#### Material supplied

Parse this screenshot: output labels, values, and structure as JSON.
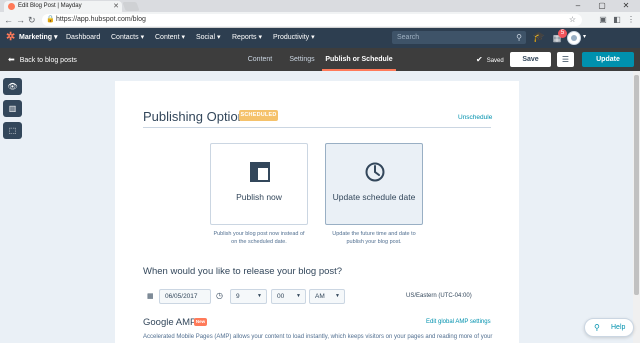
{
  "browser": {
    "tab_title": "Edit Blog Post | Mayday",
    "url": "https://app.hubspot.com/blog"
  },
  "topnav": {
    "brand": "Marketing",
    "items": [
      "Dashboard",
      "Contacts",
      "Content",
      "Social",
      "Reports",
      "Productivity"
    ],
    "search_placeholder": "Search",
    "notification_count": "5"
  },
  "editor_bar": {
    "back_label": "Back to blog posts",
    "tabs": [
      "Content",
      "Settings",
      "Publish or Schedule"
    ],
    "active_tab": "Publish or Schedule",
    "saved_label": "Saved",
    "save_label": "Save",
    "update_label": "Update"
  },
  "publishing": {
    "title": "Publishing Options",
    "status_badge": "SCHEDULED",
    "unschedule_label": "Unschedule",
    "option_publish": {
      "label": "Publish now",
      "description": "Publish your blog post now instead of on the scheduled date."
    },
    "option_schedule": {
      "label": "Update schedule date",
      "description": "Update the future time and date to publish your blog post."
    },
    "question": "When would you like to release your blog post?",
    "date": "06/05/2017",
    "hour": "9",
    "minute": "00",
    "ampm": "AM",
    "timezone": "US/Eastern (UTC-04:00)"
  },
  "amp": {
    "title": "Google AMP",
    "new_badge": "New",
    "settings_link": "Edit global AMP settings",
    "description": "Accelerated Mobile Pages (AMP) allows your content to load instantly, which keeps visitors on your pages and reading more of your"
  },
  "help": {
    "label": "Help"
  },
  "colors": {
    "accent": "#ff7a59",
    "primary": "#0091ae",
    "nav_bg": "#2d3e50",
    "badge_scheduled": "#f5c26b"
  }
}
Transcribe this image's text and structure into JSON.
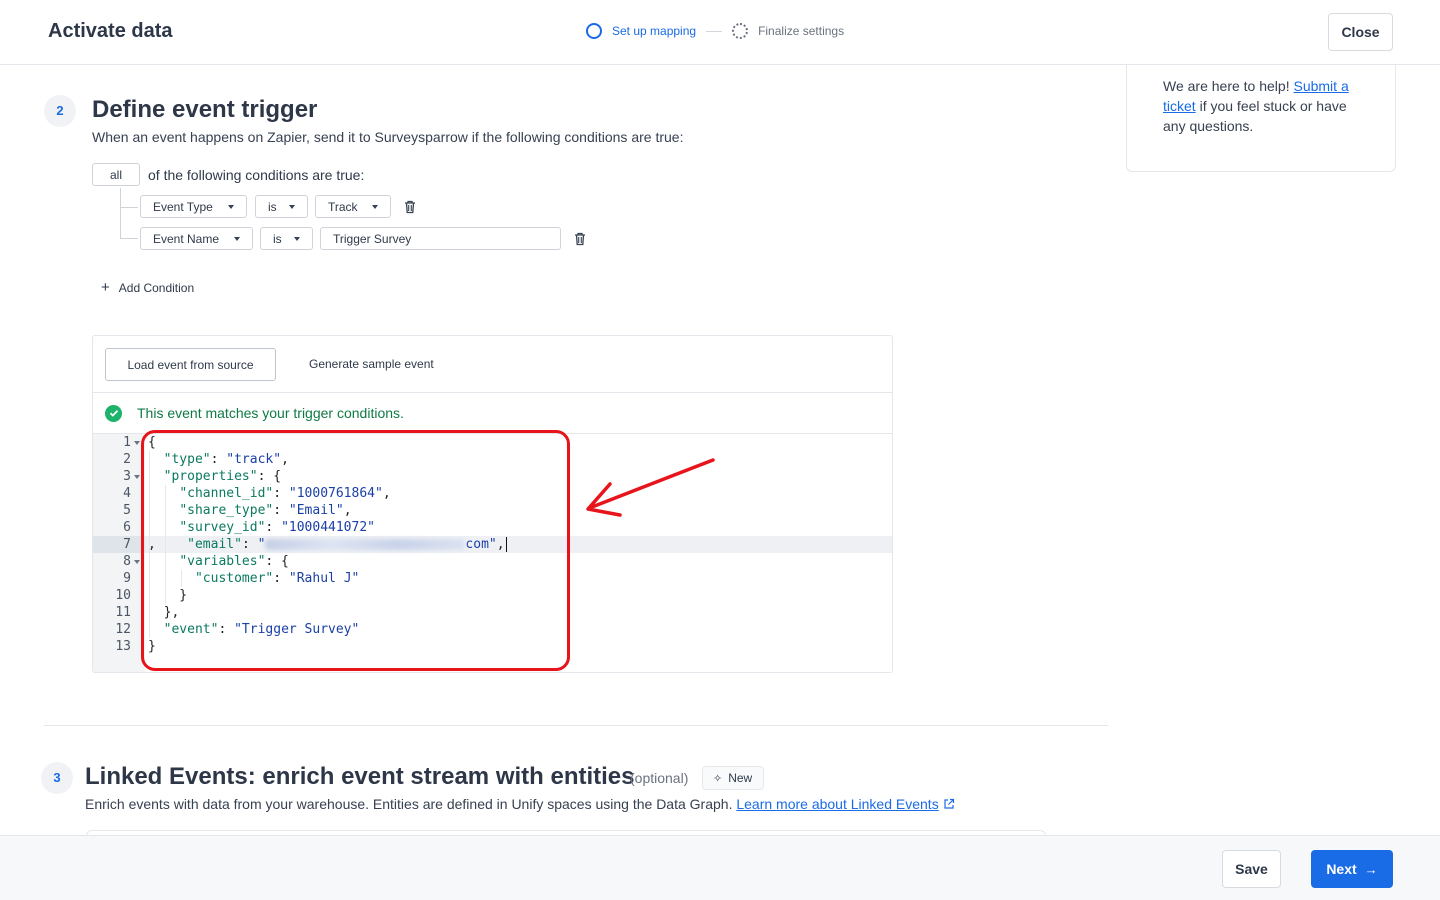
{
  "header": {
    "title": "Activate data",
    "steps": [
      {
        "label": "Set up mapping"
      },
      {
        "label": "Finalize settings"
      }
    ],
    "close_label": "Close"
  },
  "help": {
    "text_before": "We are here to help! ",
    "link_text": "Submit a ticket",
    "text_after": " if you feel stuck or have any questions."
  },
  "trigger": {
    "step_number": "2",
    "title": "Define event trigger",
    "description": "When an event happens on Zapier, send it to Surveysparrow if the following conditions are true:",
    "match_mode": "all",
    "match_suffix": "of the following conditions are true:",
    "conditions": [
      {
        "field": "Event Type",
        "operator": "is",
        "value": "Track"
      },
      {
        "field": "Event Name",
        "operator": "is",
        "value": "Trigger Survey"
      }
    ],
    "add_condition_label": "Add Condition"
  },
  "event_panel": {
    "load_label": "Load event from source",
    "generate_label": "Generate sample event",
    "match_message": "This event matches your trigger conditions.",
    "line_numbers": [
      "1",
      "2",
      "3",
      "4",
      "5",
      "6",
      "7",
      "8",
      "9",
      "10",
      "11",
      "12",
      "13"
    ],
    "code": {
      "l1": "{",
      "l2_key": "\"type\"",
      "l2_val": "\"track\"",
      "l3_key": "\"properties\"",
      "l4_key": "\"channel_id\"",
      "l4_val": "\"1000761864\"",
      "l5_key": "\"share_type\"",
      "l5_val": "\"Email\"",
      "l6_key": "\"survey_id\"",
      "l6_val": "\"1000441072\"",
      "l7_key": "\"email\"",
      "l7_val_end": "com\"",
      "l8_key": "\"variables\"",
      "l9_key": "\"customer\"",
      "l9_val": "\"Rahul J\"",
      "l12_key": "\"event\"",
      "l12_val": "\"Trigger Survey\""
    }
  },
  "linked": {
    "step_number": "3",
    "title": "Linked Events: enrich event stream with entities",
    "optional_label": "(optional)",
    "badge_label": "New",
    "description": "Enrich events with data from your warehouse. Entities are defined in Unify spaces using the Data Graph. ",
    "link_text": "Learn more about Linked Events"
  },
  "footer": {
    "save_label": "Save",
    "next_label": "Next"
  },
  "colors": {
    "accent": "#1a6be6",
    "success": "#1db36a",
    "annotation": "#e8141c"
  }
}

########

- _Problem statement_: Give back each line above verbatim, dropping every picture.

- _Answer space_:
Parse this screenshot: output labels, values, and structure as JSON.
{
  "browser": {
    "tab_title": "Edit Blog Post | Mayday",
    "url": "https://app.hubspot.com/blog"
  },
  "topnav": {
    "brand": "Marketing",
    "items": [
      "Dashboard",
      "Contacts",
      "Content",
      "Social",
      "Reports",
      "Productivity"
    ],
    "search_placeholder": "Search",
    "notification_count": "5"
  },
  "editor_bar": {
    "back_label": "Back to blog posts",
    "tabs": [
      "Content",
      "Settings",
      "Publish or Schedule"
    ],
    "active_tab": "Publish or Schedule",
    "saved_label": "Saved",
    "save_label": "Save",
    "update_label": "Update"
  },
  "publishing": {
    "title": "Publishing Options",
    "status_badge": "SCHEDULED",
    "unschedule_label": "Unschedule",
    "option_publish": {
      "label": "Publish now",
      "description": "Publish your blog post now instead of on the scheduled date."
    },
    "option_schedule": {
      "label": "Update schedule date",
      "description": "Update the future time and date to publish your blog post."
    },
    "question": "When would you like to release your blog post?",
    "date": "06/05/2017",
    "hour": "9",
    "minute": "00",
    "ampm": "AM",
    "timezone": "US/Eastern (UTC-04:00)"
  },
  "amp": {
    "title": "Google AMP",
    "new_badge": "New",
    "settings_link": "Edit global AMP settings",
    "description": "Accelerated Mobile Pages (AMP) allows your content to load instantly, which keeps visitors on your pages and reading more of your"
  },
  "help": {
    "label": "Help"
  },
  "colors": {
    "accent": "#ff7a59",
    "primary": "#0091ae",
    "nav_bg": "#2d3e50",
    "badge_scheduled": "#f5c26b"
  }
}
Transcribe this image's text and structure into JSON.
{
  "header": {
    "title": "Activate data",
    "steps": [
      {
        "label": "Set up mapping"
      },
      {
        "label": "Finalize settings"
      }
    ],
    "close_label": "Close"
  },
  "help": {
    "text_before": "We are here to help! ",
    "link_text": "Submit a ticket",
    "text_after": " if you feel stuck or have any questions."
  },
  "trigger": {
    "step_number": "2",
    "title": "Define event trigger",
    "description": "When an event happens on Zapier, send it to Surveysparrow if the following conditions are true:",
    "match_mode": "all",
    "match_suffix": "of the following conditions are true:",
    "conditions": [
      {
        "field": "Event Type",
        "operator": "is",
        "value": "Track"
      },
      {
        "field": "Event Name",
        "operator": "is",
        "value": "Trigger Survey"
      }
    ],
    "add_condition_label": "Add Condition"
  },
  "event_panel": {
    "load_label": "Load event from source",
    "generate_label": "Generate sample event",
    "match_message": "This event matches your trigger conditions.",
    "line_numbers": [
      "1",
      "2",
      "3",
      "4",
      "5",
      "6",
      "7",
      "8",
      "9",
      "10",
      "11",
      "12",
      "13"
    ],
    "code": {
      "l1": "{",
      "l2_key": "\"type\"",
      "l2_val": "\"track\"",
      "l3_key": "\"properties\"",
      "l4_key": "\"channel_id\"",
      "l4_val": "\"1000761864\"",
      "l5_key": "\"share_type\"",
      "l5_val": "\"Email\"",
      "l6_key": "\"survey_id\"",
      "l6_val": "\"1000441072\"",
      "l7_key": "\"email\"",
      "l7_val_end": "com\"",
      "l8_key": "\"variables\"",
      "l9_key": "\"customer\"",
      "l9_val": "\"Rahul J\"",
      "l12_key": "\"event\"",
      "l12_val": "\"Trigger Survey\""
    }
  },
  "linked": {
    "step_number": "3",
    "title": "Linked Events: enrich event stream with entities",
    "optional_label": "(optional)",
    "badge_label": "New",
    "description": "Enrich events with data from your warehouse. Entities are defined in Unify spaces using the Data Graph. ",
    "link_text": "Learn more about Linked Events"
  },
  "footer": {
    "save_label": "Save",
    "next_label": "Next"
  },
  "colors": {
    "accent": "#1a6be6",
    "success": "#1db36a",
    "annotation": "#e8141c"
  }
}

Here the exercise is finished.